Tonight would be a feast! Once again Tandfe’s host skipped the evening cleaning ritual of his oral cavity that it’s parental figure was always complaining about (Tandfe often woke up early enough to see his host simply wet his cleaning utensil, called a ‘toothbrush’, under a faucet and then place it on the counter). Tonight there was sugar a-plenty covering the chewing mechanisms that he feasted upon every evening. He smiled, showing off his full set of incisors as he scraped a tiny piece of enamel off a nearby tooth, tasted it and smiled with delight.

He scraped a bit more and sat down to reminisce, as he always did over dinner. He remembered growing up in the piles of crystallized sugar, being hatched and raised by his mama. He was taught to fend for himself and then was whisked off on a stick when the sugar was made into rock candy. Tandfe ended up going from there to this child’s mouth, where he made his home.

He got up and walked over to the nearest tooth and cut another chunk out, noticing that this one was starting to turn a little black around the edges. He knew this meant to leave it alone, or that horrible human they called dentist would come with all of the loud machinery and scraping tools, forcing Tandfe into hiding in that dark smelly spot to the south of the tonsil.

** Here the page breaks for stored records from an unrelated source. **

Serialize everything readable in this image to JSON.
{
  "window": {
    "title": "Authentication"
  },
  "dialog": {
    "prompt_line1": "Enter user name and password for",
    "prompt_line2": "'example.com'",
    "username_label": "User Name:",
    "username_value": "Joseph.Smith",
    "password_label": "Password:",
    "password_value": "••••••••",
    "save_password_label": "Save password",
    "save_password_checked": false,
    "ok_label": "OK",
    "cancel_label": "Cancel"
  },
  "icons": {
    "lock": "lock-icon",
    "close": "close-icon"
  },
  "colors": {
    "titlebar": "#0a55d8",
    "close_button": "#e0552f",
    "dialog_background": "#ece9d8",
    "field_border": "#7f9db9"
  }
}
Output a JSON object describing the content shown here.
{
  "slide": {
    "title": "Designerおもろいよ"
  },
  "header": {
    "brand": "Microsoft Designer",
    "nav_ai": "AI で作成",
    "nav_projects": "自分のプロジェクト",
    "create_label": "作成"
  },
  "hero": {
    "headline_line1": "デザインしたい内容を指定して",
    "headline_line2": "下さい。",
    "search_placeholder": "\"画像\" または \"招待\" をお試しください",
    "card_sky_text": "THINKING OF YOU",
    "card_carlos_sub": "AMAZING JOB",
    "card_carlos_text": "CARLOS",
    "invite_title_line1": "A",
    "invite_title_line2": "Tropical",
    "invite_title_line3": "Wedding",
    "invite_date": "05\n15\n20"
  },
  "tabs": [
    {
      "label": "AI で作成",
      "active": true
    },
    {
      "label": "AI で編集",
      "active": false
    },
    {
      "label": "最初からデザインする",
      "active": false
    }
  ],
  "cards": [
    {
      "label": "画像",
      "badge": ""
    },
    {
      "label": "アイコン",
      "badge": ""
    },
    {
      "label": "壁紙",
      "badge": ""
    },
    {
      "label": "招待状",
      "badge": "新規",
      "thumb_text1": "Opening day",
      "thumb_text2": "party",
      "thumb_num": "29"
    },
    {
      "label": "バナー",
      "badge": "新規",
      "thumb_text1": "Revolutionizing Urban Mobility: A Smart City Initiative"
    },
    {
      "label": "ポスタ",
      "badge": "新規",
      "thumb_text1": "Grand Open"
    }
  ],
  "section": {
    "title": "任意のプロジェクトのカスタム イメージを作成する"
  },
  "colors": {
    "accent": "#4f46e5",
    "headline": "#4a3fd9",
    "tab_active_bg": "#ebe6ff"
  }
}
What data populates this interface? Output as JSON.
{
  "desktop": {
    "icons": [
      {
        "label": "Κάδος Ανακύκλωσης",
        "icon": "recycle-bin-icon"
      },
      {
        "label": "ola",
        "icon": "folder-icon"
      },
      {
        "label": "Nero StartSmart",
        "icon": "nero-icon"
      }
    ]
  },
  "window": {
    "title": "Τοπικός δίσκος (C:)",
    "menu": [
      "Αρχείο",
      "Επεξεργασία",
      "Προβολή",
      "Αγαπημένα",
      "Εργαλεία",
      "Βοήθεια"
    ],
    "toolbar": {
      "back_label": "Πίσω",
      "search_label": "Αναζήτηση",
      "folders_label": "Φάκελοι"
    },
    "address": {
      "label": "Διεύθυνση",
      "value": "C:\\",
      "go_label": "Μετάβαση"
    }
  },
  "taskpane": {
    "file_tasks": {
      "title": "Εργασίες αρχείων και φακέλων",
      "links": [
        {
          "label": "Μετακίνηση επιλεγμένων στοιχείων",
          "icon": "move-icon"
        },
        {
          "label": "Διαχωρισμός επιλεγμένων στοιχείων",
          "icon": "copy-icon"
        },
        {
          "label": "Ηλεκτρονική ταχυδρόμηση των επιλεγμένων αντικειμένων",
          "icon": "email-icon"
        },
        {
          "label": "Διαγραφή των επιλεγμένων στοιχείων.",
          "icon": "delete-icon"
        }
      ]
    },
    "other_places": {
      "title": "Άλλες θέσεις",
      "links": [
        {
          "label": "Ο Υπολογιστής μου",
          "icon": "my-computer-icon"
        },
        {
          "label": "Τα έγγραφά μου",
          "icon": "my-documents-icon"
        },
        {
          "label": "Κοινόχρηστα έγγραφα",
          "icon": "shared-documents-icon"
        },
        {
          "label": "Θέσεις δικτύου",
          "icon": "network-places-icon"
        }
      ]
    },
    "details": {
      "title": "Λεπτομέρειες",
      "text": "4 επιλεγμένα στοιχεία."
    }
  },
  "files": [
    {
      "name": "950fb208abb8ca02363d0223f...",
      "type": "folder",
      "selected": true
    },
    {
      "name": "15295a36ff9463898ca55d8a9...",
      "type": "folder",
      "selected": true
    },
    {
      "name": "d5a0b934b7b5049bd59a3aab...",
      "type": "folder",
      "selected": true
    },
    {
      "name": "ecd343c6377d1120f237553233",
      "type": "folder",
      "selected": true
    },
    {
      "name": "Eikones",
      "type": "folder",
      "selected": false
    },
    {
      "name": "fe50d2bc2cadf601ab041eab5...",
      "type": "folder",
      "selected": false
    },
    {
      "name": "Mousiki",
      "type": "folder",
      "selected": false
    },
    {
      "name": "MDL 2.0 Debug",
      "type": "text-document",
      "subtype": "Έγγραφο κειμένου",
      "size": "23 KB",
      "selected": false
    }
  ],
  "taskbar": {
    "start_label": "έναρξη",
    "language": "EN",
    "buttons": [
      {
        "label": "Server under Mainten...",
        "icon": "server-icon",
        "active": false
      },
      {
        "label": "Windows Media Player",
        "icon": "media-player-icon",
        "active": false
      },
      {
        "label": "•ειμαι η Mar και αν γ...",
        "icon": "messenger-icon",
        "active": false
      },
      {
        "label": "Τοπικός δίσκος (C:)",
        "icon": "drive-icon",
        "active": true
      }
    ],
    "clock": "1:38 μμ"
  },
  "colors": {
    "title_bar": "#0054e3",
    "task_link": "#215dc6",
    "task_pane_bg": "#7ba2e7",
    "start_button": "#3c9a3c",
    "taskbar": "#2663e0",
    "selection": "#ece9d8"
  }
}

He also noticed another tooth was loose, and knew to dig into that one as much as possible. Humans, unlike caavies, lost some of their teeth as children; it wouldn’t matter how much he ate, so he attacked it. Soon, it would fall out, and he would eat the whole tooth in a night. He always loved those nights, stealing the baby tooth from under his host’s pillow – the only downside being that he had no pockets and always lost any loose change he was carrying.

As he reminisced and planned for his next out-of-body adventure, he noticed the breathing patterns of the host start to change, and knew it was time to go back into hiding, so he jumped up, scraped a little more food and shoved it into his mouth.  He ran back to the tonsil, climbing back up into his hiding place and closing his eyes for another day of rest.

Artwork by the amazing Christina Mølholm, whose blog can be seen here.